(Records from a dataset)
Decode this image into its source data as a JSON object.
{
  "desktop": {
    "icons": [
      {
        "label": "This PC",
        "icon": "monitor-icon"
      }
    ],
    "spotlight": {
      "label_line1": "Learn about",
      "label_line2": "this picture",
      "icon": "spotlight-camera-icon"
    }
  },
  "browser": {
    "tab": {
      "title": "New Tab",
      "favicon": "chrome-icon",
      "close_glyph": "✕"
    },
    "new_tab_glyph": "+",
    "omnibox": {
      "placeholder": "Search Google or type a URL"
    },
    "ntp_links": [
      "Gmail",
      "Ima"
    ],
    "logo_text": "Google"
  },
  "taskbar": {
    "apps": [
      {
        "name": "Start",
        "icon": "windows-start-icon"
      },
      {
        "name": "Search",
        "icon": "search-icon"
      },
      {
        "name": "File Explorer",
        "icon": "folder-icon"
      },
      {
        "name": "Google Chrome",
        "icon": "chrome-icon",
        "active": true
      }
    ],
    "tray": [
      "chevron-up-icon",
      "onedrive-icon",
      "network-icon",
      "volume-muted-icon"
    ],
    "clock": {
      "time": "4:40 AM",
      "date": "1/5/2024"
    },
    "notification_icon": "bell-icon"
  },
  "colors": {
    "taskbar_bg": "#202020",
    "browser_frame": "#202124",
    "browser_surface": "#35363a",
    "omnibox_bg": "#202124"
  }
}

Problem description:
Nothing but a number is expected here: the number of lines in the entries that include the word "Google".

Task solution:
3